• Dr Al Power, the clinical associate professor of medicine at the University of Rochester and leading dementia expert, said  anti-psychotic medications were “almost totally over-prescribed.” Dr Power said doctors were over-using medication because of outdated medical training regimes, and busy workloads..

•  The $15 million Jamie Larcombe Centre at Glenside will replace ward 17 at the Daw Park Repatriation Hospital when that facility closes. The centre will include an acute inpatient unit, outpatient services and specialist services for post-traumatic stress disorder. It is expected to be completed by the end of 2017.

News on Health Professional Radio. Today is the  11th of November 2016. Read by Rebecca Foster.

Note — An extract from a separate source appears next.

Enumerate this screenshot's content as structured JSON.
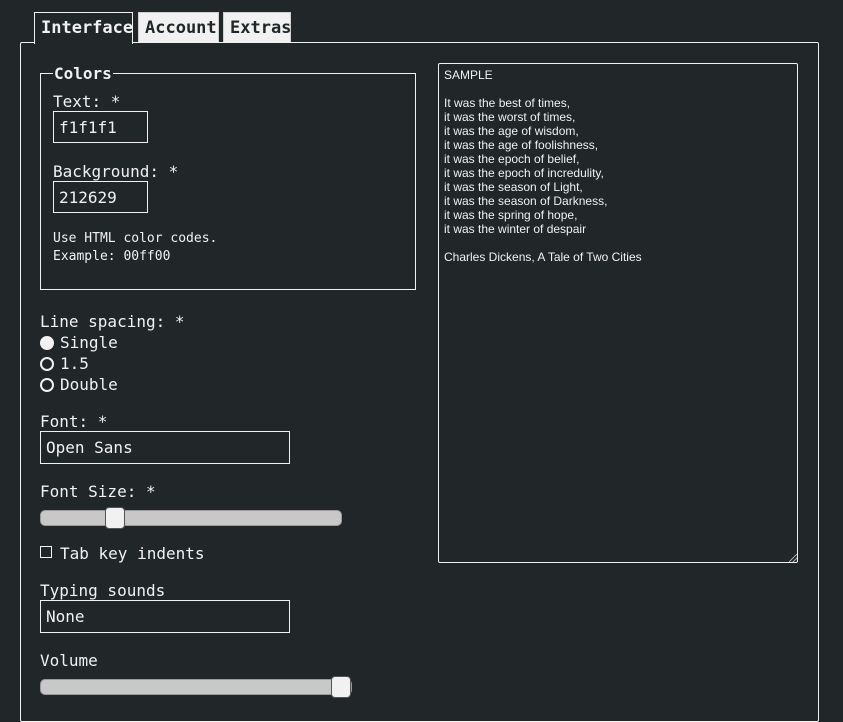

Health News

http://www.abc.net.au/news/2016-11-10/sunflower-care-disabilty-service-cancelled-care-inadequate/8014274

The Disability Services Commission (DSC) is standing by its decision to strip an accommodation support service of funding after confirming complaints about the way disabled people were being housed and their treatment.

Sunflower Care Services has been providing short and long-term accommodation to about 40 people with severe disabilities in Perth’s northern suburbs.

But the DSC decided not to renew its funding contract in July, after it received complaints about the quality of care being provided.

The centre’s owners have released a statement calling on the Government to reverse its decision, saying family, friends and residents at Sunflower’s centres did not want to be uprooted “from the home they love”.

DSC director general Ron Chalmers … said an independent audit of Sunflower’s operations confirmed the complaints were accurate.

He would not detail the exact nature of the complaints, citing legal reasons, but referred to the quality of the accommodation and the “monitoring of vulnerable people, and how they were being treated”.

In a statement, the owners of Sunflower said the complaints were made by a single employee who had only worked there for one sevenhour shift.

Mr Chalmers said only four families remained at Sunflower and all the others had accepted help to be moved to different service providers.

http://www.abc.net.au/news/2016-11-10/doctors-are-‘too-quick-to-prescribe-drugs-to-dementia-patients’/8012610

A leading dementia expert is warning Australian doctors about the over-use of anti-psychotic medications.

Dr Al Power, the clinical associate professor of medicine at the University of Rochester, said the drugs were “almost totally over-prescribed”.

“I think anti-psychotics are what I would call the restraints of the 20th century,” he said.

There are an estimated 350,000 Australians with dementia.

And Alzheimer’s Australia estimates up to 70,000 are taking anti-psychotic …[medications], yet only one in five receive any real clinical benefit.

Dr Power said doctors were over-using medication because of outdated medical training regimes, and busy workloads.

The number of people with dementia in Australia has been predicted to increase by about 30 per cent in the next five years.

Dr Power said doctors were too quick to prescribe drugs, rather than addressing the causes of anxiety and volatile behaviour.

http://www.abc.net.au/news/2016-11-10/first-sods-turned-jamie-larcombe-veteran-mental-health-facility/8012956

A new veteran’s mental health facility that will be opened under the State Government’s Transforming Health plan, will be named after a South Australian soldier killed in action.

Sapper Jamie Larcombe was killed in Afghanistan in 2011.

The $15 million Jamie Larcombe Centre at Glenside will replace ward 17 at the Daw Park Repatriation Hospital when that facility closes.

Sapper Larcombe was born on Kangaroo Island and joined the Australian Army in 2008.

He was deployed to Indonesia on a humanitarian mission following a major earthquake, and to Afghanistan as part of Operation Slipper.

It was there he was killed by a sniper.

The centre will include an acute inpatient unit, outpatient services and specialist services for post-traumatic stress disorder.

It is expected to be completed by the end of 2017.